* _WORK REQUIRED_:
Your copy of the data should match it exactly, leaving out only the pictures.

* _Records from a dataset_:
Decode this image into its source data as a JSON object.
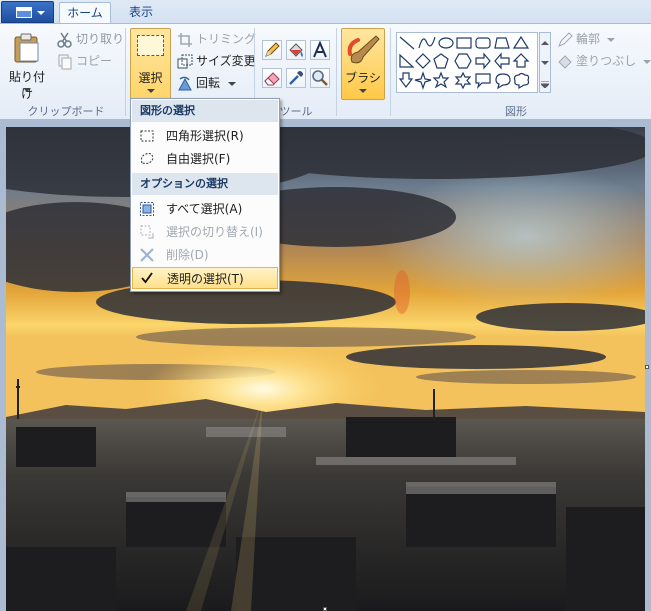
{
  "tabs": {
    "home": "ホーム",
    "view": "表示"
  },
  "clipboard": {
    "paste_label": "貼り付け",
    "cut_label": "切り取り",
    "copy_label": "コピー",
    "group_label": "クリップボード"
  },
  "image": {
    "select_label": "選択",
    "crop_label": "トリミング",
    "resize_label": "サイズ変更",
    "rotate_label": "回転"
  },
  "tools": {
    "group_label": "ツール"
  },
  "brush": {
    "label": "ブラシ"
  },
  "shapes": {
    "outline_label": "輪郭",
    "fill_label": "塗りつぶし",
    "group_label": "図形"
  },
  "select_menu": {
    "shape_header": "図形の選択",
    "rect_select": "四角形選択(R)",
    "free_select": "自由選択(F)",
    "option_header": "オプションの選択",
    "select_all": "すべて選択(A)",
    "invert_select": "選択の切り替え(I)",
    "delete": "削除(D)",
    "transparent_select": "透明の選択(T)"
  },
  "icons": [
    "file-menu-icon",
    "paste-icon",
    "scissors-icon",
    "copy-icon",
    "select-rect-icon",
    "crop-icon",
    "resize-icon",
    "rotate-icon",
    "pencil-icon",
    "fill-icon",
    "text-icon",
    "eraser-icon",
    "color-picker-icon",
    "magnifier-icon",
    "brush-icon",
    "outline-icon",
    "fill-bucket-icon",
    "checkmark-icon"
  ]
}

* _ANSWER TO THE PROBLEM_:
Decode this image into its source data as a JSON object.
{
  "tabs": {
    "home": "ホーム",
    "view": "表示"
  },
  "clipboard": {
    "paste_label": "貼り付け",
    "cut_label": "切り取り",
    "copy_label": "コピー",
    "group_label": "クリップボード"
  },
  "image": {
    "select_label": "選択",
    "crop_label": "トリミング",
    "resize_label": "サイズ変更",
    "rotate_label": "回転"
  },
  "tools": {
    "group_label": "ツール"
  },
  "brush": {
    "label": "ブラシ"
  },
  "shapes": {
    "outline_label": "輪郭",
    "fill_label": "塗りつぶし",
    "group_label": "図形"
  },
  "select_menu": {
    "shape_header": "図形の選択",
    "rect_select": "四角形選択(R)",
    "free_select": "自由選択(F)",
    "option_header": "オプションの選択",
    "select_all": "すべて選択(A)",
    "invert_select": "選択の切り替え(I)",
    "delete": "削除(D)",
    "transparent_select": "透明の選択(T)"
  },
  "icons": [
    "file-menu-icon",
    "paste-icon",
    "scissors-icon",
    "copy-icon",
    "select-rect-icon",
    "crop-icon",
    "resize-icon",
    "rotate-icon",
    "pencil-icon",
    "fill-icon",
    "text-icon",
    "eraser-icon",
    "color-picker-icon",
    "magnifier-icon",
    "brush-icon",
    "outline-icon",
    "fill-bucket-icon",
    "checkmark-icon"
  ]
}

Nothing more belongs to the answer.